HipChat has a free version that allows for group chat and instant messaging between unlimited users with syncing between devices, and even allows for guest access. It’s great for businesses because of the tight security. If you want screen sharing and more, pay only $2 per user…still pretty close to free, in my opinion.
Working remotely can sometimes mean that team members feel a bit lost as to what their co-workers accomplished while they were asleep halfway across the world. iDoneThis helps you avoid the headache of browsing through every list app when you start your workday. Team members list what they accomplished before signing off at the end of the day and iDoneThis automatically sends the recap of everything that teammates worked on right into your inbox.
Skype is an excellent app for instant messaging, video conferencing, group calls, and even screen sharing. Many know of Skype and even use it, but don’t know how much Skype really does…something definitely worth exploring since there’s too much to list in this article. Plus, if all of your team members use Skype, all calls are free through this app, no matter your location.
WorldTimeBuddy is one of the more streamlined time zone apps out there. Unlike other time zone apps that show you only major cities and their time zones, this one allows you to add only the cities that you need to keep the view streamlined for your team. You can even use it to schedule and share meetings with the team quickly and efficiently.
Remember that regular group meetings through apps such as Google Hangouts is an excellent way to keep everyone connected and on the same page. Plus, if you use Hangouts along with other Google apps, such as Drive and their calendar system, it makes sharing documents during meetings much easier.
Final Thoughts on Building a Team Remotely
Remote teams are something that takes some time on the front end to plan and hire the right people. And it will also take lots of excellent communication as you and your team try out new technologies for keeping up with each other. Having the right members who are willing to troubleshoot and offer positive criticism is arguably one of the most important aspects in building effective teams, especially if this is your first.
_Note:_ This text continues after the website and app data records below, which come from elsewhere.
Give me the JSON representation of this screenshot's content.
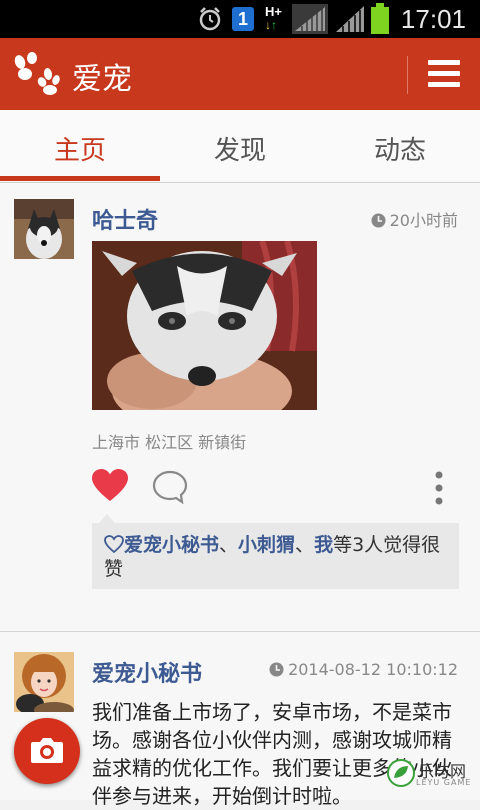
{
  "status_bar": {
    "time": "17:01",
    "icons": [
      "alarm-icon",
      "notification-badge-icon",
      "data-hplus-icon",
      "signal-icon",
      "signal-icon",
      "battery-icon"
    ],
    "badge_number": "1",
    "network_label": "H+"
  },
  "app_bar": {
    "title": "爱宠",
    "logo_icon": "paw-icon",
    "menu_icon": "hamburger-menu-icon",
    "background": "#c8381c"
  },
  "tabs": [
    {
      "label": "主页",
      "active": true
    },
    {
      "label": "发现",
      "active": false
    },
    {
      "label": "动态",
      "active": false
    }
  ],
  "posts": [
    {
      "username": "哈士奇",
      "time": "20小时前",
      "location": "上海市 松江区 新镇街",
      "likes": {
        "names": [
          "爱宠小秘书",
          "小刺猬",
          "我"
        ],
        "separator": "、",
        "suffix": "等3人觉得很赞"
      }
    },
    {
      "username": "爱宠小秘书",
      "time": "2014-08-12 10:10:12",
      "text": "我们准备上市场了，安卓市场，不是菜市场。感谢各位小伙伴内测，感谢攻城师精益求精的优化工作。我们要让更多的小伙伴参与进来，开始倒计时啦。"
    }
  ],
  "fab": {
    "icon": "camera-icon"
  },
  "watermark": {
    "text": "乐与网",
    "sub": "LEYU GAME"
  },
  "colors": {
    "accent": "#c8381c",
    "link": "#3d5a92",
    "like": "#e83a48"
  }
}
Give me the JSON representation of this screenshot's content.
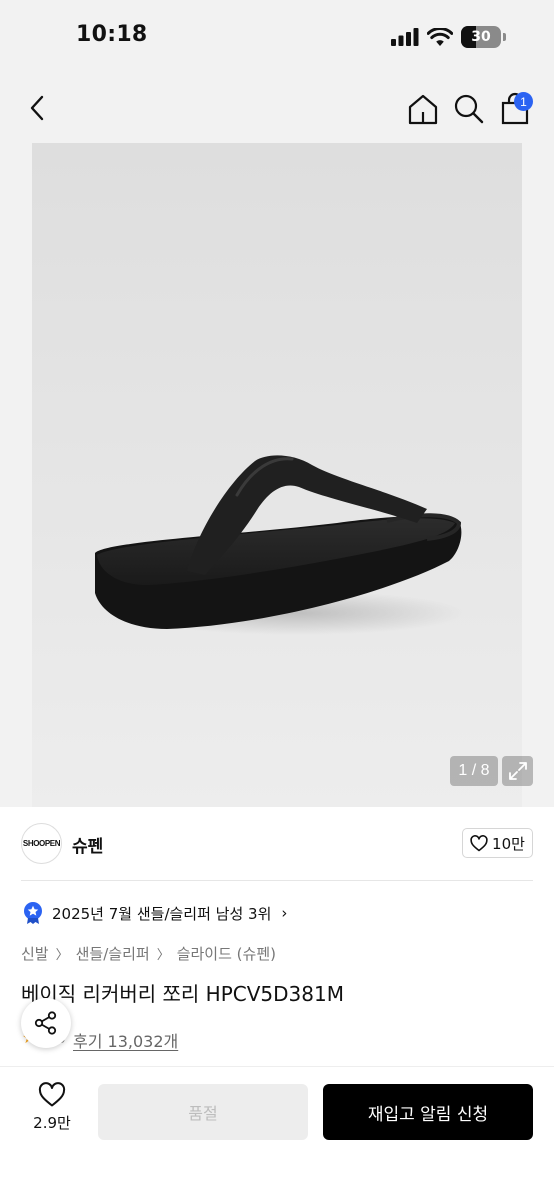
{
  "status_bar": {
    "time": "10:18",
    "battery": "30"
  },
  "nav": {
    "cart_count": "1"
  },
  "gallery": {
    "indicator": "1 / 8"
  },
  "brand": {
    "logo_text": "SHOOPEN",
    "name": "슈펜",
    "likes": "10만"
  },
  "ranking": {
    "text": "2025년 7월 샌들/슬리퍼 남성 3위"
  },
  "breadcrumb": [
    "신발",
    "샌들/슬리퍼",
    "슬라이드 (슈펜)"
  ],
  "product": {
    "title": "베이직 리커버리 쪼리 HPCV5D381M"
  },
  "review": {
    "rating": "8",
    "link": "후기 13,032개"
  },
  "bottom": {
    "wish_count": "2.9만",
    "soldout_label": "품절",
    "restock_label": "재입고 알림 신청"
  },
  "colors": {
    "accent_blue": "#2b63f2",
    "primary_black": "#000000",
    "star_yellow": "#f5a623"
  },
  "icons": [
    "back-icon",
    "home-icon",
    "search-icon",
    "shopping-bag-icon",
    "expand-icon",
    "heart-icon",
    "medal-icon",
    "share-icon"
  ]
}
So definitely spend lots of time finding the right people. And I would suggest hiring someone who communicates well and has a positive attitude over a super talented member who gets frustrated easily and can’t give other members the time of day to provide respectful responses. Choose well, though, and your virtual team will become like a well-oiled machine…or even better, a happy, well-communicated family.